# ASSIGNMENT:
Copy each line below that contains "publish".

# EXERCISE MATERIAL:

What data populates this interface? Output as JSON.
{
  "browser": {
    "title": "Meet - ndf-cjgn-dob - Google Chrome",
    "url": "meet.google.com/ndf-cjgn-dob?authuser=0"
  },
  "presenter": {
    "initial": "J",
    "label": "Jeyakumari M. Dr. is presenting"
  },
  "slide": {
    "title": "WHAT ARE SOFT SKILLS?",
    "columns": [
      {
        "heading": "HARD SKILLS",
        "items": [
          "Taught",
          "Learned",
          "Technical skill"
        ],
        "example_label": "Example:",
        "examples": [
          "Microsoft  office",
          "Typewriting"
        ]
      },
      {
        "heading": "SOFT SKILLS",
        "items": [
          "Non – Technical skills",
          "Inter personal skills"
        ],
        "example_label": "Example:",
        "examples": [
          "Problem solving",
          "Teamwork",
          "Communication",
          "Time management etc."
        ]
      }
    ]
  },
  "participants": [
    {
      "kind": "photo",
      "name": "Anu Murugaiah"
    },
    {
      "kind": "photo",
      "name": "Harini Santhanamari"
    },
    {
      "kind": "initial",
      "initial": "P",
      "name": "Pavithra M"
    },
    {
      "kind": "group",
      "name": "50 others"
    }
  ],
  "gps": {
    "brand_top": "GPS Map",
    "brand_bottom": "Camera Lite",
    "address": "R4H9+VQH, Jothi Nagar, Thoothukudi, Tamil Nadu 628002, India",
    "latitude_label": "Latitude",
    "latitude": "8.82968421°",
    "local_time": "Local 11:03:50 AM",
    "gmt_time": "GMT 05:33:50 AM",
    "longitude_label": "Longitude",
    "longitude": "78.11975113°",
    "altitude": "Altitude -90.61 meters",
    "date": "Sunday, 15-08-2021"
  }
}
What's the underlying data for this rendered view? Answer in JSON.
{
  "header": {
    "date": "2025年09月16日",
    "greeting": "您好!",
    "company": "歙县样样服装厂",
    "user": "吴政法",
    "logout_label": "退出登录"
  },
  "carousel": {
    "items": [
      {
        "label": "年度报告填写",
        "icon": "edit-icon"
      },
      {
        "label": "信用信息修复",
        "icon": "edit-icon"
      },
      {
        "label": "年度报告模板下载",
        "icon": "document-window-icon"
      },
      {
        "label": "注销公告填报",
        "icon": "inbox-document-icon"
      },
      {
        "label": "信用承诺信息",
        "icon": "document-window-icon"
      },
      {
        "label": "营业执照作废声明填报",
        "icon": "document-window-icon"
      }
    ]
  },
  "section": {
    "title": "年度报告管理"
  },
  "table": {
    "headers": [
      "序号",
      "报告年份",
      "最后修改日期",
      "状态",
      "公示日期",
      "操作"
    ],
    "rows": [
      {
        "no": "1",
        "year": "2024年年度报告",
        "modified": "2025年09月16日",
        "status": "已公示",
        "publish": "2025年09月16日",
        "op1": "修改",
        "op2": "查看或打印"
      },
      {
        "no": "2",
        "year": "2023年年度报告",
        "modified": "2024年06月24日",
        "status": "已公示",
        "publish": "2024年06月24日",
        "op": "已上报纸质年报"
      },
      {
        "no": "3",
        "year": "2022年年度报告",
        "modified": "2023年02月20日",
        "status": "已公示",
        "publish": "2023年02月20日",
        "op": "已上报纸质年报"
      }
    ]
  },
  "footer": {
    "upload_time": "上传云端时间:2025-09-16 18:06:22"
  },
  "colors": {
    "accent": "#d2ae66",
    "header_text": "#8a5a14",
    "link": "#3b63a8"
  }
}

# SOLUTION FOR THIS EXERCISE:
        "publish": "2025年09月16日",
        "publish": "2024年06月24日",
        "publish": "2023年02月20日",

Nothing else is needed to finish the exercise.